(Dataset rows for apps and sites)
———

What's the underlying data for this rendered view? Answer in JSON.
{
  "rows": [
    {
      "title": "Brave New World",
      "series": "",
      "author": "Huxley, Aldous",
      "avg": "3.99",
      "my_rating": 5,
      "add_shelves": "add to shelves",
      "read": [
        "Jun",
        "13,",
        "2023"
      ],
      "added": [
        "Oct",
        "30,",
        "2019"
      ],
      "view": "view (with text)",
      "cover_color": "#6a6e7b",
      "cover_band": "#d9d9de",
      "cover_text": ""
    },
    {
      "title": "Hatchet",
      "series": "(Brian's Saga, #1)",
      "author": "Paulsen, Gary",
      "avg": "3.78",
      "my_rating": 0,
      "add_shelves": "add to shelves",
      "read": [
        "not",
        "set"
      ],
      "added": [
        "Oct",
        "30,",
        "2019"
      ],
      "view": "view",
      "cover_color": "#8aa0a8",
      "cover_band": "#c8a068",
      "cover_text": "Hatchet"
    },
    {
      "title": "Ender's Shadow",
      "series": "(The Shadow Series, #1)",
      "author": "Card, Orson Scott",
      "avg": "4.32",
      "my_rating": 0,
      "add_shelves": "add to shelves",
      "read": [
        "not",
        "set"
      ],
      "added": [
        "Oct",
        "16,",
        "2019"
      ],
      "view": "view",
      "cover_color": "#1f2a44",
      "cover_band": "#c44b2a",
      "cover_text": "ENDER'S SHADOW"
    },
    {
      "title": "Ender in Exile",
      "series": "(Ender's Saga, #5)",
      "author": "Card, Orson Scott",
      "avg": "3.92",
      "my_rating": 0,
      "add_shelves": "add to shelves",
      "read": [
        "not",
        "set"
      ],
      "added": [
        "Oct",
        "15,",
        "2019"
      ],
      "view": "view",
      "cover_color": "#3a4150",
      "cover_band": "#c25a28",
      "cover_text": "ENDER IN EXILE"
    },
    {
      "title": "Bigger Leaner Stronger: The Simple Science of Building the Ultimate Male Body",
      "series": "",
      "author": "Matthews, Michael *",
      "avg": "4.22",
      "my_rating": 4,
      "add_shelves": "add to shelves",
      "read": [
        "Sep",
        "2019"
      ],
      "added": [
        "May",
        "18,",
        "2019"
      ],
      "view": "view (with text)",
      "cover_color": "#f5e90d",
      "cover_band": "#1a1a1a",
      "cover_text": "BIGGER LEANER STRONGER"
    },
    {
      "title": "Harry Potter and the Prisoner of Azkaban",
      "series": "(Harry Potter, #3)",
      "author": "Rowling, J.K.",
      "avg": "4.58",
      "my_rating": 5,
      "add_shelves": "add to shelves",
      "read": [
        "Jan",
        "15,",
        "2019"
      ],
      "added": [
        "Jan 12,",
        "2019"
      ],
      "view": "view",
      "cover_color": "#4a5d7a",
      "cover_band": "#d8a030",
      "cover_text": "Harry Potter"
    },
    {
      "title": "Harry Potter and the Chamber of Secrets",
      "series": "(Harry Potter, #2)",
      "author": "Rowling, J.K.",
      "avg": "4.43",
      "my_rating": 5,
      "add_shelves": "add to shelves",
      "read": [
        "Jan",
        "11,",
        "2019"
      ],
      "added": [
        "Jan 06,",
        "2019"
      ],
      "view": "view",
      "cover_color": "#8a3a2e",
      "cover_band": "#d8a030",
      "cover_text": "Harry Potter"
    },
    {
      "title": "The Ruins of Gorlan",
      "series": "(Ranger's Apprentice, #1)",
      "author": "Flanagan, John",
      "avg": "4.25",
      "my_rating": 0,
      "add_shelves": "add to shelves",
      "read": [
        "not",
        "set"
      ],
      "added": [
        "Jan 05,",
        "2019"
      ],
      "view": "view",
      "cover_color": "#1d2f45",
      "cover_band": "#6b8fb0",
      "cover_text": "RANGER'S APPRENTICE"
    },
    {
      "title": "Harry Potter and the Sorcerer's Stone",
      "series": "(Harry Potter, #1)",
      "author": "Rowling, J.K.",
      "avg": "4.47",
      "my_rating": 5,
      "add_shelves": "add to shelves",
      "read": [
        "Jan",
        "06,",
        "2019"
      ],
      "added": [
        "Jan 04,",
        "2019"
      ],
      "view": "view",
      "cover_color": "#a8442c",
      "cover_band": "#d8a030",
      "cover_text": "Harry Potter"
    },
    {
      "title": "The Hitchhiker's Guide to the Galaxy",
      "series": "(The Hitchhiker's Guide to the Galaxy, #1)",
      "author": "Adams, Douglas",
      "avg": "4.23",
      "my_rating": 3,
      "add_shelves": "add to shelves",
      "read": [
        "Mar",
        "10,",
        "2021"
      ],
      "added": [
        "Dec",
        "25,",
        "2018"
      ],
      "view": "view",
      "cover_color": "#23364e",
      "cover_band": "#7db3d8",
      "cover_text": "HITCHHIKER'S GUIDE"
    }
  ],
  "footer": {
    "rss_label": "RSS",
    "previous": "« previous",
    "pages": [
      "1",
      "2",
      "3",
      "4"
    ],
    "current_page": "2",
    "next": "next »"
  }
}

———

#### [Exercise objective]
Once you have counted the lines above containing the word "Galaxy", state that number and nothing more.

#### [Task answer]
2